Deborah England is a litigator with over 20 years of employment law experience. She has published numerous articles and essays on employment and civil rights law, and she frequently speaks on these topics before legal and HR professional organizations. England makes her home in the San Francisco Bay Area. She is the author of The Essential Guide to Handling Workplace Harassment & Discrimination and the coauthor of The Essential Guide to Family and Medical Leave.
Articles By Deborah C. England
If you decide to challenge an unfair denial of unemployment benefits, your ex-employer will probably be represented by a lawyer throughout the process, and you should be too.
If you sue a former employer for wrongful termination, you are asking the jury to award you money, called damages. Monetary damages are usually the only remedy available in a wrongful termination.
You walk nervously into an unscheduled meeting with your boss and the human resources manager, who look grim.
Find out what type of workplace conduct is illegal in California.
Learn about your right to time off or other assistance during your pregnancy.
Police brutality affects its immediate victims and can undermine the community's trust in its police force.
Find out how much it will cost to get legal help with your unemployment claim.
You may have a great wrongful termination case, but you will need to hire a lawyer to pursue it.
If you’re a manager or human resources professional, one of your least pleasant tasks may be handling employee terminations.

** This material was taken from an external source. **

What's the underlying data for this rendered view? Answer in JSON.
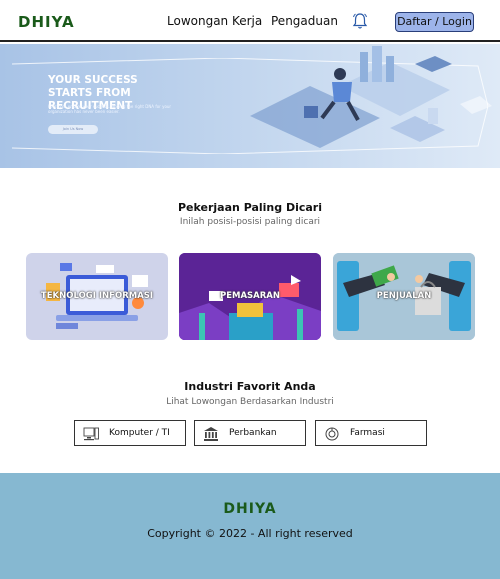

If you quit your job because of intolerable work conditions or treatment, in certain circumstances, your resignation may be considered a termination. A resignation under these circumstances is called a “constructive discharge” or “constructive termination.” If you were constructively discharged